Wednesday, December 06, 2006

Tight Line time of year...

Sundays in the park with a fishing buddy... what could be better? I went fishing with Caleb Abramson this past weekend on a clear and crisp day.

Fishing in December has its joys. Water temperature is not among them. The water was a balmy 38 degrees near the Sinks, and consequently fishing was a grinding ordeal of high-stick nymphing.

I have a fair amount of experience with high-sticking, dating back to my Steelheading days. However, I am not in the same league as Caleb. Local guide Tim Doyle refers to Caleb as the "Jedi of the Wet Fly". Caleb grew up fishing in the park with many of the old timers, emulating their favored technique.

There were many subtle differences in Calebs style of high-sticking. Most notable was the lighter rig he was using. I am used to using a great deal of split shot, actually bouncing it across the shale bottom of my Ohio home streams. Caleb uses little or no shot, relying instead on the weight of the nymph to get his rig to the bottom. He also favors a 3-4 cast and move on approach where I am used to repeatedly dredging the same slot until I am convinced it is a futile gesture.

I learned a few other things Sunday. I learned the Little River is one slippery stream. I learned that when you combine a cold stream with a slippery bottom, you can end up shipping a bit of water and are left with some very cold feet. But I also learned that with patience, high sticking can be a very effective way of taking fish in the park when there is no hatch activity to speak of.

In the end I caught 5 fish including an 11 inch rainbow, but I am not yet a Jedi. Caleb, at home on bith the river and with his chosen technique netted just under a dozen.

Wednesday, October 25, 2006

9/6/2006 Little River GSMNP

I managed to get away for a day fishing with Tim Doyle.
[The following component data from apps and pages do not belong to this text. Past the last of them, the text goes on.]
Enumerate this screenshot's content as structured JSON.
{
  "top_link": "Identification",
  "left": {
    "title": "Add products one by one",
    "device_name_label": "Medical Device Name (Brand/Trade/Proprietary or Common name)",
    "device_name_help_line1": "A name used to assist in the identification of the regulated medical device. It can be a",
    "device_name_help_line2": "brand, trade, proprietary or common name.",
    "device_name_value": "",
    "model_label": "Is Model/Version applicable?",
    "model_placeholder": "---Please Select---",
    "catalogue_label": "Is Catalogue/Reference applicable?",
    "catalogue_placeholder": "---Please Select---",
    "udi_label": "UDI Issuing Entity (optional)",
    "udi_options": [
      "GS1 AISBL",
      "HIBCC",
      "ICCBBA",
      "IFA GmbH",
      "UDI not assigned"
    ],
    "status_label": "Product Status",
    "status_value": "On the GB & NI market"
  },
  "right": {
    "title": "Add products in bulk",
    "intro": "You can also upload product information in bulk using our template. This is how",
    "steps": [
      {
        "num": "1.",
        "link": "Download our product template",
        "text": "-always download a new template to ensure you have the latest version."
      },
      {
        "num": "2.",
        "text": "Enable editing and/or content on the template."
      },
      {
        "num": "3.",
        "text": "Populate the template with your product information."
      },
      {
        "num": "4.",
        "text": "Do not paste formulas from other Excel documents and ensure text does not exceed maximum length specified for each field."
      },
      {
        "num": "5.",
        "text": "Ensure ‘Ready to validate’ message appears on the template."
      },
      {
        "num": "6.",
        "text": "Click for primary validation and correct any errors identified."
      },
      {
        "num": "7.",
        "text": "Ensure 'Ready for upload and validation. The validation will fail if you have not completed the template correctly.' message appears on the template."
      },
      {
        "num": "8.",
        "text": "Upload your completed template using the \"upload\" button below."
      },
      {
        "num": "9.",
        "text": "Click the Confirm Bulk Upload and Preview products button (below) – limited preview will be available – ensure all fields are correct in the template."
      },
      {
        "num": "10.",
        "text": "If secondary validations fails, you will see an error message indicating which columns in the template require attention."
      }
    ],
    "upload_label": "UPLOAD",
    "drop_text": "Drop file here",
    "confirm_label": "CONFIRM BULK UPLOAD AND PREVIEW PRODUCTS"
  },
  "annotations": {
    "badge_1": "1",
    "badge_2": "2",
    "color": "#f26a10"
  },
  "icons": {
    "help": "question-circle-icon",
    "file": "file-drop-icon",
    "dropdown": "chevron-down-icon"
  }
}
Tim is a good friend and local guide. He runs Smoky Mountain Flywerks guide service. We started out the day throwing big terestrials to over hangs and under cuts. This is one of Tims specialties and I learned a lot of great tips. My first fish was a 13 inch brown trout. This was my largest fish to date in the GSMNP. We continued fishing and ended up in a very well known place that holds some large browns.

After Tim caught a couple I started fish some likely spots. I had absolutely no looks and started working my way up stream. I was looking upstream and a flash of white caught my eye. I froze to get a better look. What I saw astounded me as the largest brown I have ever seen appeared before my eyes. He was lodged in a large slot on the stream bottom. I yelled at Tim, is that a fish. Your "F"ing right thats a fish he replied. Tim immeadeately knew what was on the menu.
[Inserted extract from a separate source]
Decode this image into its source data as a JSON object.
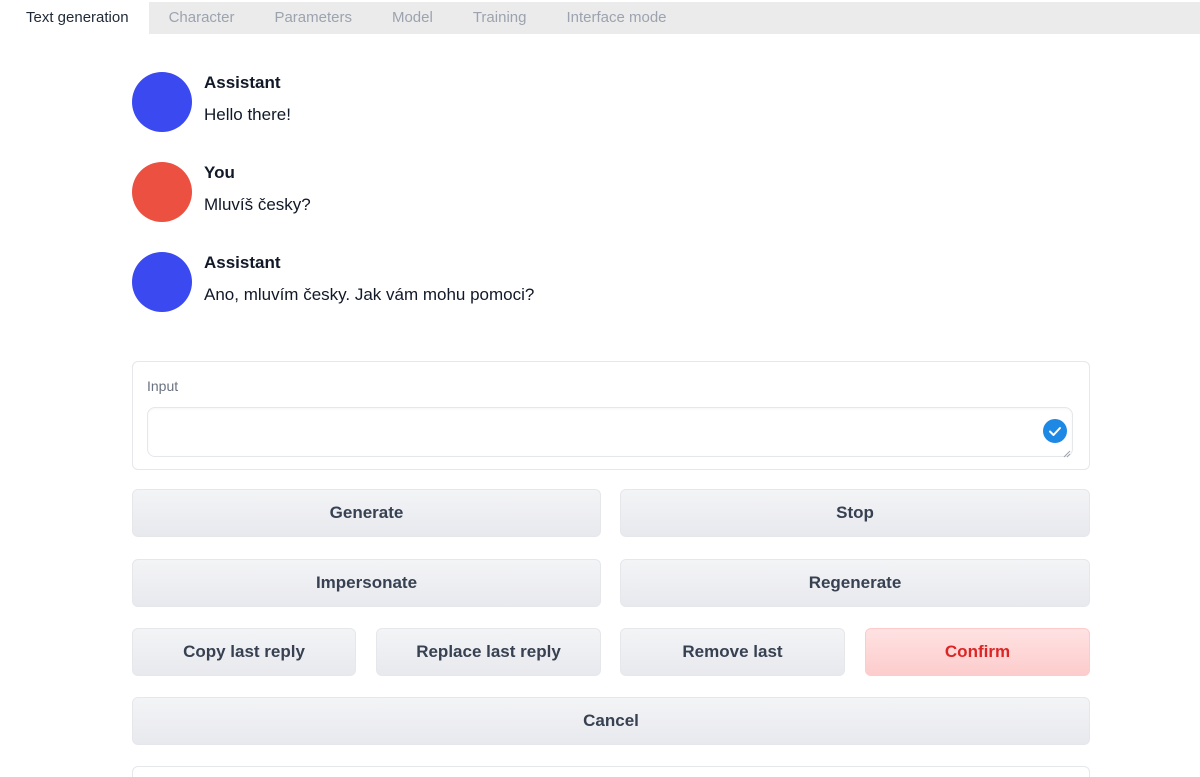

While I stayed frozen, he placed two flies on a stick and threw it out to me. Hands trembling I tied on the two flies. On top was a small girdle bug and on bottom was a size sixteen bead head pheasant tail nymph. After four drifts the brown looked as though he had eaten and I set the hook, but nothing was there. At this point I was completly frazzled, hands trembling and my heart was ready to jump out of my chest. I took a couple seconds to recoupe. Three drifts later he ate and the party was on. He came to the surface and shook his in fustration. After a couple of good runs I managed to beach him in a small back eddy. This was my second fish and now largest fish to date in GSMNP.